There I said it. I rarely do. Talk to anyone I know and they will tell you I’m a pretty relaxed, down to earth person. Many of them probably don’t even know that little factoid about me. It’s not something I take seriously, it’s just a kind of unpleasant part of who I am, like a swastika shaped birthmark.
I don’t often mention this because I think people take it the wrong way. Usually, they either think I’m lying, on some sort of heavy medication (I was in the past by the way, but more about that some other day) or fascinating in a way that doesn’t really make sense to me, personally. Some people have thought I have some sort of spiritual doorway that makes me enlightened, others have thought I’m a time bomb. Few have encountered me in a full blown episode, the times when I don’t distinguish reality from illusion. God willing, no one needs to any more.
I know I can’t really introduce a big old French fry like that without a little explanation. To answer your first question, what I see varies, for the most part I’m aware they aren’t real. It’s not a difficult distinction and I don’t know that I could describe to you how, other than there’s a kind of dreamlike quality to the things that aren’t there vs. reality. Think of a person you know appearing in your dream versus a stranger in a dream and maybe you’ll get it.
There’s never been a theme to it and so far as I know there’s no correlation or ‘mythology’ to explain what they are or why they appear. The most common thing I see are light trails, breathing walls, moving patterns in carpets, your typical acid flashback stuff. After that, the next most common are animals, they’re usually bright, nonsensically colored and don’t do a lot. They don’t interact with any outside themselves, and rarely with me. If they say anything, it’s usually one or two sentences, and then they leave. This used to happen to me constantly. Now it’s just a passing phenomenon, it happens once every couple weeks or so.
The second most common, though thank god not so much anymore, are what I referred to as the white women. They were these sickly, silent hillsy kind of apparitions that consisted of mostly a mouth on their face, and they’d howl and come in and out of the walls and throw body parts at me, or come out of my skin. For reasons I’m not really sure, they were particularly associated with cocaine, and I have not and probably will not ever do it because of them.
Once in blue moon I get what I suppose is an imaginary friend. These ones talk to me, offer advice, opinions and general chatter. They can make life the most difficult because everything around me is filtered through hearing them in the background, seeing them do something distracting, and so on. I know these characters aren’t real. Off the top of my head, there have been four. One was a person, one was a cat with scars for pupils, God talked to me through my TV for awhile and the last one was an alien in a football jersey. Why they appear or leave I couldn’t tell you.
The official diagnosis was depression with psychotic tendencies, but I was still in high school when that happened.

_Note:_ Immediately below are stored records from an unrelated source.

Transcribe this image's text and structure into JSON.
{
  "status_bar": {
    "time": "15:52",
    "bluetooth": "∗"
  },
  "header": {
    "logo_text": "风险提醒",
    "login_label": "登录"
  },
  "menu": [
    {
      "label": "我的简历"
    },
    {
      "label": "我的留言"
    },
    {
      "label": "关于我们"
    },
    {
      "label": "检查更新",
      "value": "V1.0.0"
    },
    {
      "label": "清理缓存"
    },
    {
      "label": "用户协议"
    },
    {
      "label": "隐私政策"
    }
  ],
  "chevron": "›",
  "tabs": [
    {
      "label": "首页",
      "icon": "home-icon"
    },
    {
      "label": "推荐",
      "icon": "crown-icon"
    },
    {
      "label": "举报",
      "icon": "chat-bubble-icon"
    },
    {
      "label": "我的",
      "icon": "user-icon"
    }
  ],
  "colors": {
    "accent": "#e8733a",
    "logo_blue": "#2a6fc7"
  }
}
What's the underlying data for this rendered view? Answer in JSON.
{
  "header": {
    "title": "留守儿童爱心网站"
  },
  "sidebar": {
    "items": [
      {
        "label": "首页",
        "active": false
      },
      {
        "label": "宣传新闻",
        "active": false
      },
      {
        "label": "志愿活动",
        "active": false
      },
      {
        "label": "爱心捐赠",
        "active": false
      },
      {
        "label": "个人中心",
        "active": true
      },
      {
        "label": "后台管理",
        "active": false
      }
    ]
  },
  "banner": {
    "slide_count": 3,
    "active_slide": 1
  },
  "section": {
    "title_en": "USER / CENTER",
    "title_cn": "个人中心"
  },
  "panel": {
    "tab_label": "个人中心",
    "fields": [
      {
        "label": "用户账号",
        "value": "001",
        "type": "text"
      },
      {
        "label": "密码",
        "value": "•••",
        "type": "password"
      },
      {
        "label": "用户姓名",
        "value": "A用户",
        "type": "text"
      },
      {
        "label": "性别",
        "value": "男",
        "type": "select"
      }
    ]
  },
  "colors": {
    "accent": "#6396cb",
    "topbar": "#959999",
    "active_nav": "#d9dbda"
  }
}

I don’t really have an answer for what happens, and I’m fine with people believing that I make it up. It doesn’t affect me one way or the other if people believe me when I tell them these things. Your disbelief or faith won’t make them more or less frequent. Neither will mine.

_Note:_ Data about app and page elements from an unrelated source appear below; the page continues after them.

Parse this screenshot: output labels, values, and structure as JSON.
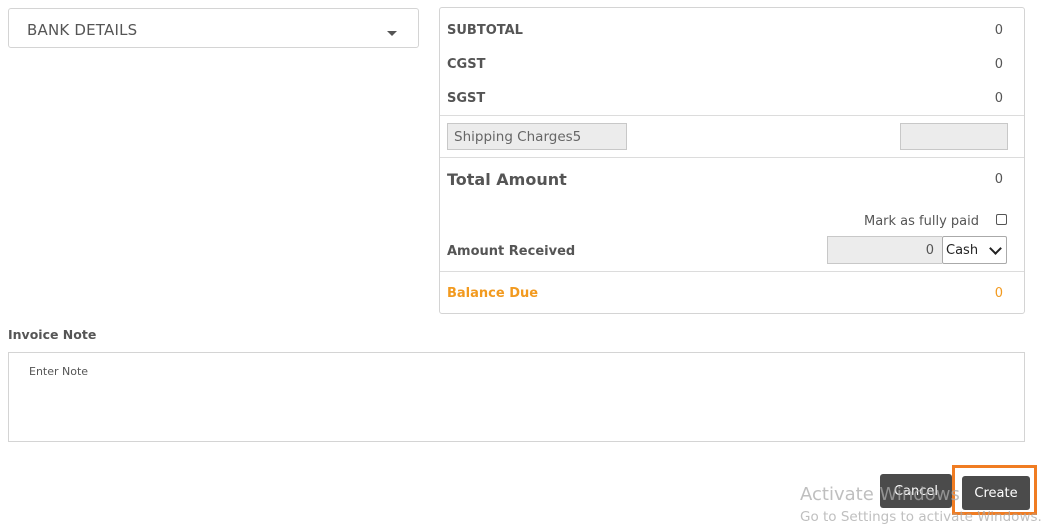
{
  "bank": {
    "label": "BANK DETAILS"
  },
  "summary": {
    "subtotal": {
      "label": "SUBTOTAL",
      "value": "0"
    },
    "cgst": {
      "label": "CGST",
      "value": "0"
    },
    "sgst": {
      "label": "SGST",
      "value": "0"
    },
    "shipping": {
      "name": "Shipping Charges5",
      "value": ""
    },
    "total": {
      "label": "Total Amount",
      "value": "0"
    },
    "mark_paid": {
      "label": "Mark as fully paid",
      "checked": false
    },
    "received": {
      "label": "Amount Received",
      "value": "0",
      "method": "Cash"
    },
    "balance": {
      "label": "Balance Due",
      "value": "0",
      "color": "#f29a1f"
    }
  },
  "note": {
    "label": "Invoice Note",
    "placeholder": "Enter Note"
  },
  "buttons": {
    "cancel": "Cancel",
    "create": "Create",
    "highlight": "#f07c22"
  },
  "watermark": {
    "line1": "Activate Windows",
    "line2": "Go to Settings to activate Windows."
  }
}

More importantly, seeing things that aren’t there doesn’t make me a more interesting person. It has as much to do with my identity as that persistent rash has to do with yours. Last time I talked about how we stigmatized illness, now I want to approach how we can change that. Here is the most important thing I'm going to say:
We are not our secrets, nor are we our flaws and afflictions.
About A Blog
I'm a Denver Comedian, occasional cartoonist and person of interest to someone, probably. These articles are really too long.